Review Of "Michelangelo: The Artist, The Man, And His Times" By W. E. Wallace
Wallace (Washington Univ., St. Louis) offers a biography of Michelangelo that is somewhat partial; it is Michelangelo as revealed in surviving documents. An accomplished art historian and Michelangelo scholar, Wallace might have rounded out his portrait of the artist with abundant deductions drawn from the wealth of scholarly and artistic resources he has mastered. However, he did not; overreacting to the long line of fictionalized lives of the artist--both old and new--Wallace tried apparently to restrain himself. Within this limited scope, the book succeeds, incorporating reams of writings--letters, poems, notes, and financial and legal records--that reveal the artist's struggles with his daily life and work. Wallace is especially informative on the master's complex relationships with his family and his papal patrons; readers also learn of his astute supervisory skills at the quarry and in his business dealings. The book is sober but reads well and serves a general readership. Scholars await a comprehensive biography from this author later in his career. Summing Up: Recommended. Lower-level undergraduates and above; general readers.

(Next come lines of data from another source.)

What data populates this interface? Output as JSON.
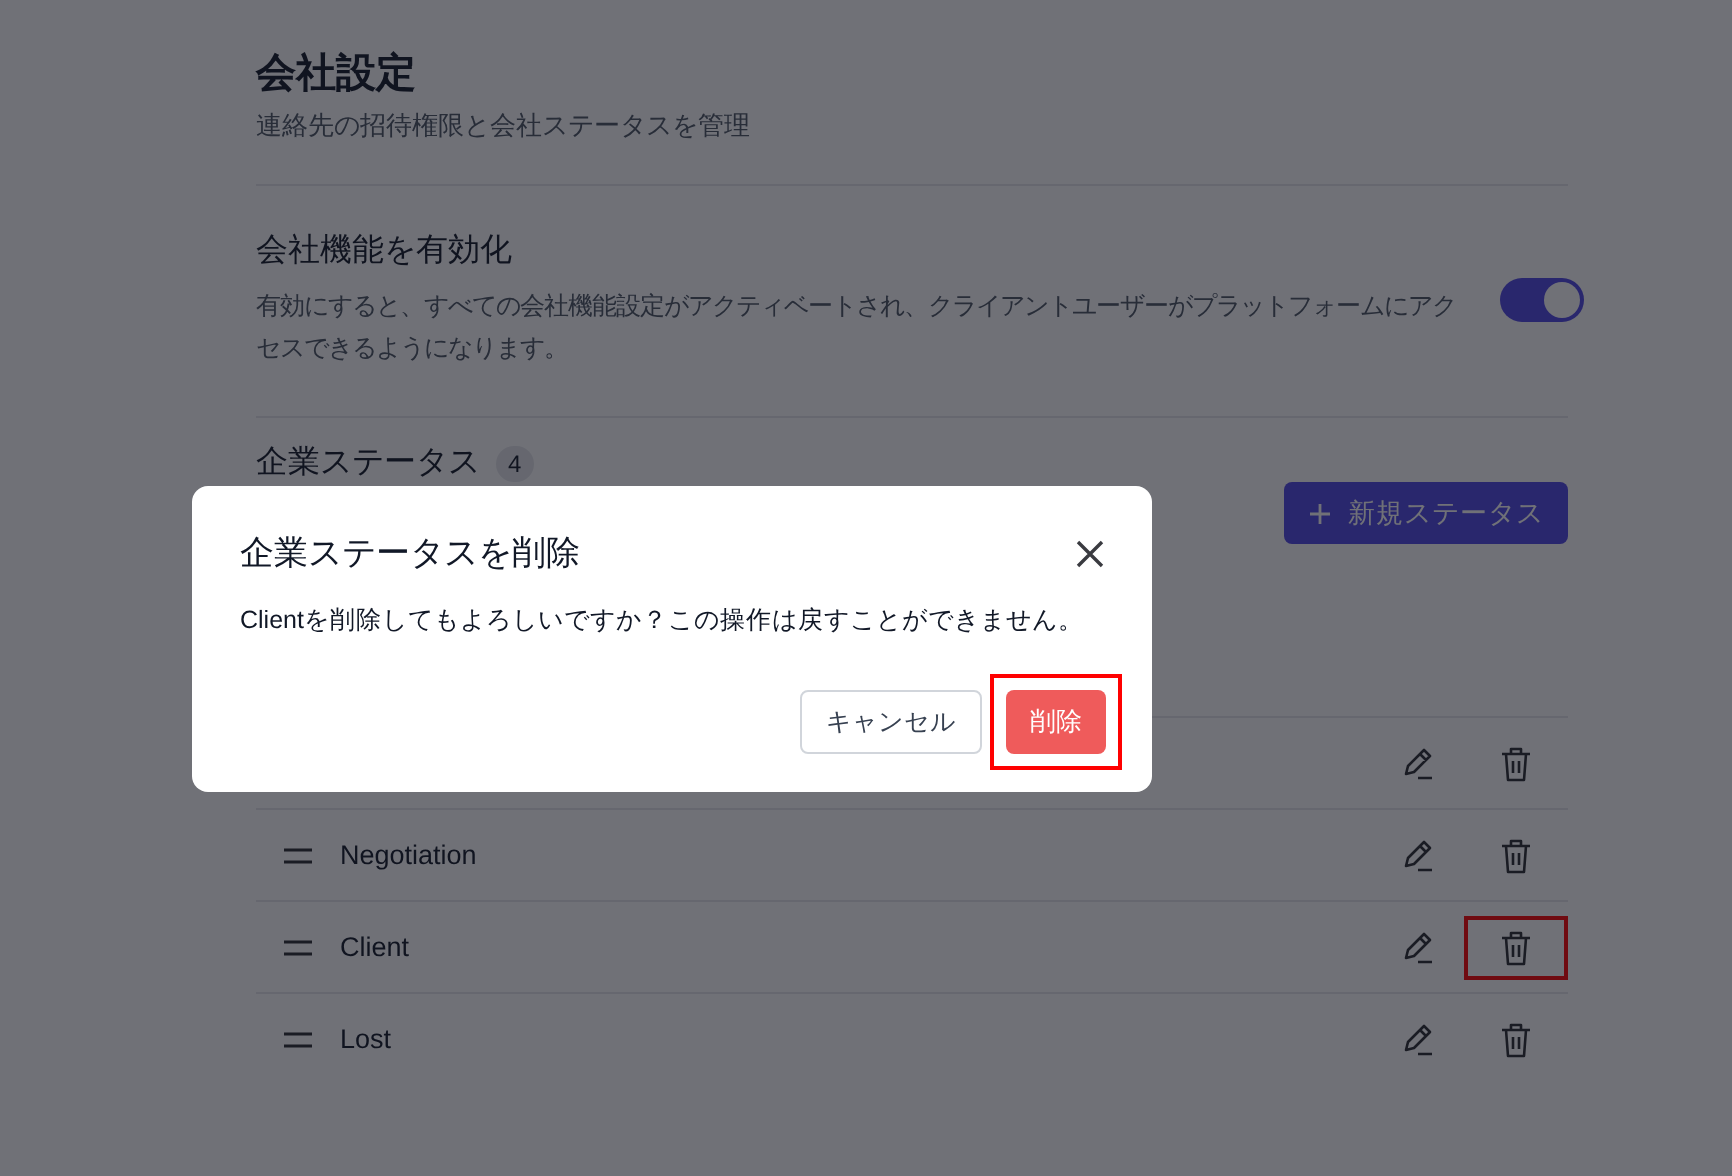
{
  "page": {
    "title": "会社設定",
    "subtitle": "連絡先の招待権限と会社ステータスを管理"
  },
  "feature": {
    "title": "会社機能を有効化",
    "description": "有効にすると、すべての会社機能設定がアクティベートされ、クライアントユーザーがプラットフォームにアクセスできるようになります。",
    "on": true
  },
  "statuses": {
    "title": "企業ステータス",
    "count": "4",
    "new_button": "新規ステータス",
    "rows": [
      {
        "highlighted": false
      },
      {
        "name": "Negotiation",
        "highlighted": false
      },
      {
        "name": "Client",
        "highlighted": true
      },
      {
        "name": "Lost",
        "highlighted": false
      }
    ]
  },
  "dialog": {
    "title": "企業ステータスを削除",
    "message": "Clientを削除してもよろしいですか？この操作は戻すことができません。",
    "cancel": "キャンセル",
    "confirm": "削除",
    "confirm_highlighted": true
  }
}
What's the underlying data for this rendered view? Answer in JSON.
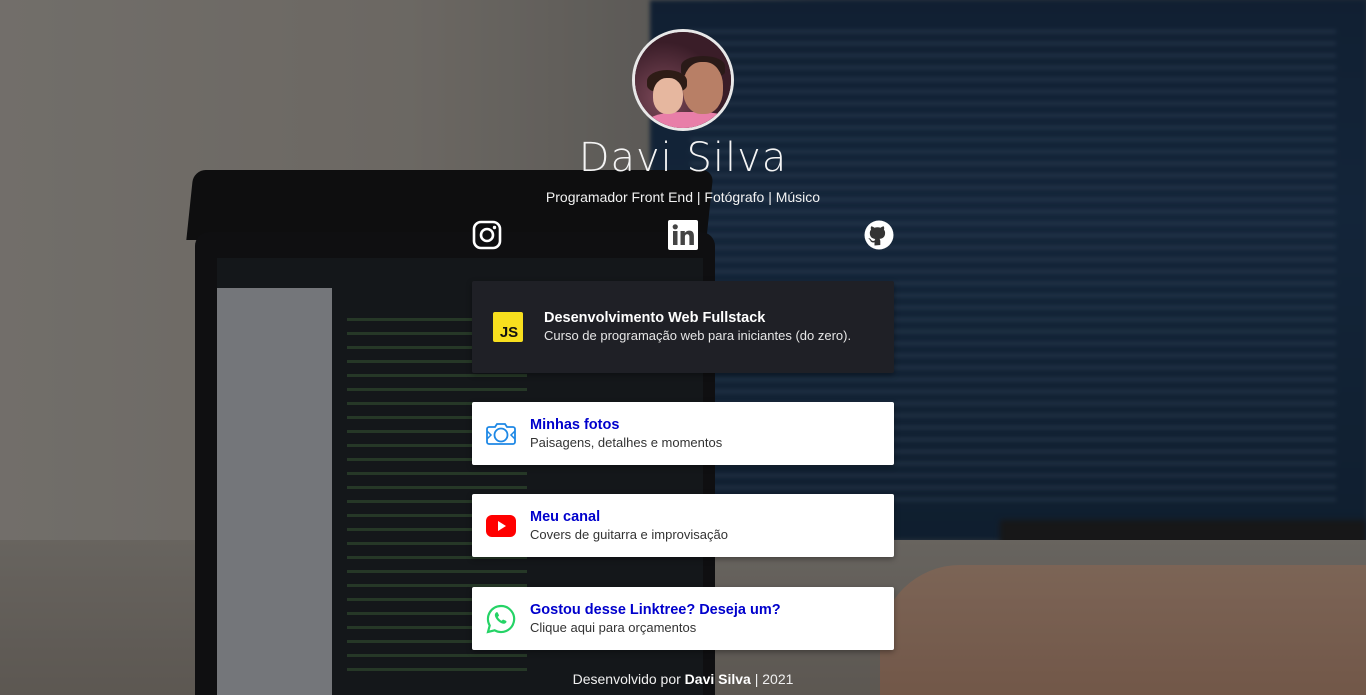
{
  "profile": {
    "name": "Davi Silva",
    "bio": "Programador Front End | Fotógrafo | Músico"
  },
  "social": [
    {
      "name": "instagram",
      "icon": "instagram-icon"
    },
    {
      "name": "linkedin",
      "icon": "linkedin-icon"
    },
    {
      "name": "github",
      "icon": "github-icon"
    }
  ],
  "links": [
    {
      "title": "Desenvolvimento Web Fullstack",
      "subtitle": "Curso de programação web para iniciantes (do zero).",
      "icon": "javascript-icon",
      "icon_label": "JS",
      "style": "dark"
    },
    {
      "title": "Minhas fotos",
      "subtitle": "Paisagens, detalhes e momentos",
      "icon": "camera-icon",
      "style": "light"
    },
    {
      "title": "Meu canal",
      "subtitle": "Covers de guitarra e improvisação",
      "icon": "youtube-icon",
      "style": "light"
    },
    {
      "title": "Gostou desse Linktree? Deseja um?",
      "subtitle": "Clique aqui para orçamentos",
      "icon": "whatsapp-icon",
      "style": "light"
    }
  ],
  "footer": {
    "prefix": "Desenvolvido por",
    "author": "Davi Silva",
    "suffix": "| 2021"
  },
  "colors": {
    "link_title": "#0000cc",
    "dark_card": "#1f2026",
    "js_yellow": "#f7df1e",
    "youtube_red": "#ff0000",
    "whatsapp_green": "#25d366",
    "camera_blue": "#1e88e5"
  }
}
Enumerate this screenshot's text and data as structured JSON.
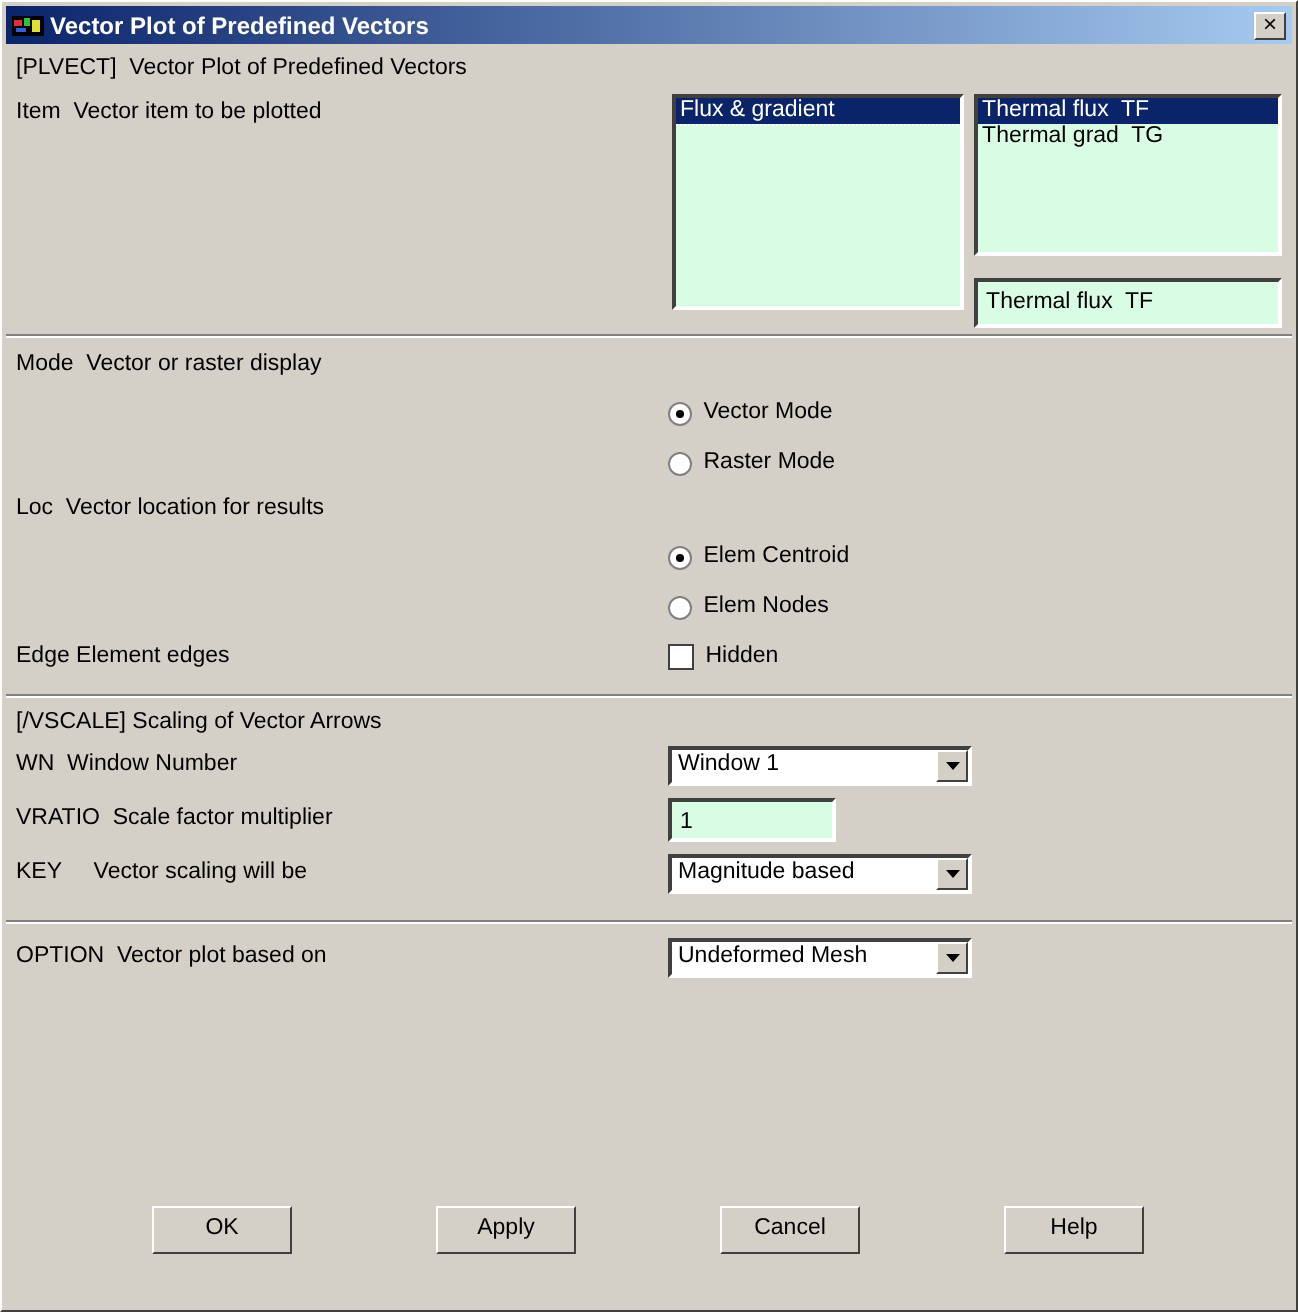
{
  "window": {
    "title": "Vector Plot of Predefined Vectors",
    "close": "×"
  },
  "item_section": {
    "header": "[PLVECT]  Vector Plot of Predefined Vectors",
    "label": "Item  Vector item to be plotted",
    "categories": [
      {
        "label": "Flux & gradient",
        "selected": true
      }
    ],
    "components": [
      {
        "label": "Thermal flux  TF",
        "selected": true
      },
      {
        "label": "Thermal grad  TG",
        "selected": false
      }
    ],
    "selection_value": "Thermal flux  TF"
  },
  "display_section": {
    "groups": [
      {
        "kind": "radio",
        "label": "Mode  Vector or raster display",
        "options": [
          {
            "label": "Vector Mode",
            "selected": true
          },
          {
            "label": "Raster Mode",
            "selected": false
          }
        ]
      },
      {
        "kind": "radio",
        "label": "Loc  Vector location for results",
        "options": [
          {
            "label": "Elem Centroid",
            "selected": true
          },
          {
            "label": "Elem Nodes",
            "selected": false
          }
        ]
      },
      {
        "kind": "checkbox",
        "label": "Edge Element edges",
        "options": [
          {
            "label": "Hidden",
            "checked": false
          }
        ]
      }
    ]
  },
  "scale_section": {
    "header": "[/VSCALE] Scaling of Vector Arrows",
    "fields": [
      {
        "kind": "combo",
        "label": "WN  Window Number",
        "value": "Window 1"
      },
      {
        "kind": "text",
        "label": "VRATIO  Scale factor multiplier",
        "value": "1"
      },
      {
        "kind": "combo",
        "label": "KEY     Vector scaling will be",
        "value": "Magnitude based"
      }
    ]
  },
  "option_section": {
    "fields": [
      {
        "kind": "combo",
        "label": "OPTION  Vector plot based on",
        "value": "Undeformed Mesh"
      }
    ]
  },
  "buttons": [
    "OK",
    "Apply",
    "Cancel",
    "Help"
  ]
}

T. Kaori Kitao.
"Review Of "Michelangelo: The Artist, The Man, And His Times" By W. E. Wallace".